* WHAT IS REQUIRED
The word "Payment" marks the lines to find; copy every such line from the data below.

++++ INFORMATION

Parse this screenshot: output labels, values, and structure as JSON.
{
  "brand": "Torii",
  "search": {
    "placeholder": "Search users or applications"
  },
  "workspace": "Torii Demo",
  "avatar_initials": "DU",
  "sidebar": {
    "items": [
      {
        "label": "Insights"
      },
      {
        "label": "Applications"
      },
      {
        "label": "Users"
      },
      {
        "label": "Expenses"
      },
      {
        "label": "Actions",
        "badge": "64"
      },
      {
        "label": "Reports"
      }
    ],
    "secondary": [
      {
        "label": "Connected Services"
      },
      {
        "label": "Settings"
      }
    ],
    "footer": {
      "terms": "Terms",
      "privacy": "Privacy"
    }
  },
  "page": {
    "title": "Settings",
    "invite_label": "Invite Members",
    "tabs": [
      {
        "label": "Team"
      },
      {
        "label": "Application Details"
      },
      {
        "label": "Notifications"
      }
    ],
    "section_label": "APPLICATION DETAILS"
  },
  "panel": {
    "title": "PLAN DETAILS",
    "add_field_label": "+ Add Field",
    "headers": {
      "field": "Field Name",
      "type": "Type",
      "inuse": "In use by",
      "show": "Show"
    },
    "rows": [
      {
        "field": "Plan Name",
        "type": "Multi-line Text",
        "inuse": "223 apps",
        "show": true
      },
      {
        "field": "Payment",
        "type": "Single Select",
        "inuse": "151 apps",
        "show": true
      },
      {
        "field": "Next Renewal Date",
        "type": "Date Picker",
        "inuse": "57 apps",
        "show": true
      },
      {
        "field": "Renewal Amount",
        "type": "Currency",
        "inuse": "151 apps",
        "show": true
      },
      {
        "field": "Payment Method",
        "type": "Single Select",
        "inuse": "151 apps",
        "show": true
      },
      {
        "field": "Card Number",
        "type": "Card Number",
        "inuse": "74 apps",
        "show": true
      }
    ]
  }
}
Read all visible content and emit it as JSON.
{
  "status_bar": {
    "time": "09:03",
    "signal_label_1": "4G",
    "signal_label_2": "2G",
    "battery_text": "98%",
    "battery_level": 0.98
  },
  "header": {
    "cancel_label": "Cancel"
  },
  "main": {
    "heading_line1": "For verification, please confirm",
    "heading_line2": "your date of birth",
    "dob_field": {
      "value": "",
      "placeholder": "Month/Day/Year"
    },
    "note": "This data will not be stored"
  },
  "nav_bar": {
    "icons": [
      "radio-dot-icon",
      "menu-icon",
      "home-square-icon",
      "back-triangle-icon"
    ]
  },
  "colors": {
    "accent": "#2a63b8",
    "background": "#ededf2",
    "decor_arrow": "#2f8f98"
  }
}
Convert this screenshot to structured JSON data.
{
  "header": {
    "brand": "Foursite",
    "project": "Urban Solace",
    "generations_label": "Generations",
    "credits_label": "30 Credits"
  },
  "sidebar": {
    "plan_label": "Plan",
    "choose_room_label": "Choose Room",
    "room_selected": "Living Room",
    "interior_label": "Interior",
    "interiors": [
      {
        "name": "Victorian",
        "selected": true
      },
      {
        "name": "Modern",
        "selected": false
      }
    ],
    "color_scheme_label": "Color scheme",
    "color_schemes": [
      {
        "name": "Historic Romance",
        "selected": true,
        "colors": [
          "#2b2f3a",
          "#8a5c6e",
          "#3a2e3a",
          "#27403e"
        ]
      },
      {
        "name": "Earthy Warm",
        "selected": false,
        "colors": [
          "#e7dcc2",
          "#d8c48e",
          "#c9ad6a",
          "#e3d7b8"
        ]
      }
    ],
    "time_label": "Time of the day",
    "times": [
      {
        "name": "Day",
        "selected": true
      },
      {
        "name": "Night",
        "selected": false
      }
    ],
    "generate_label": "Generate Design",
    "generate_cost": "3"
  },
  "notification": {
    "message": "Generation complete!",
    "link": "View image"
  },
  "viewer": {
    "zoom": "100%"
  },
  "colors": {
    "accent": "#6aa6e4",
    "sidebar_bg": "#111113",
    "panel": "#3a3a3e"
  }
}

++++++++

* TASK SOLUTION
        "field": "Payment",
        "field": "Payment Method",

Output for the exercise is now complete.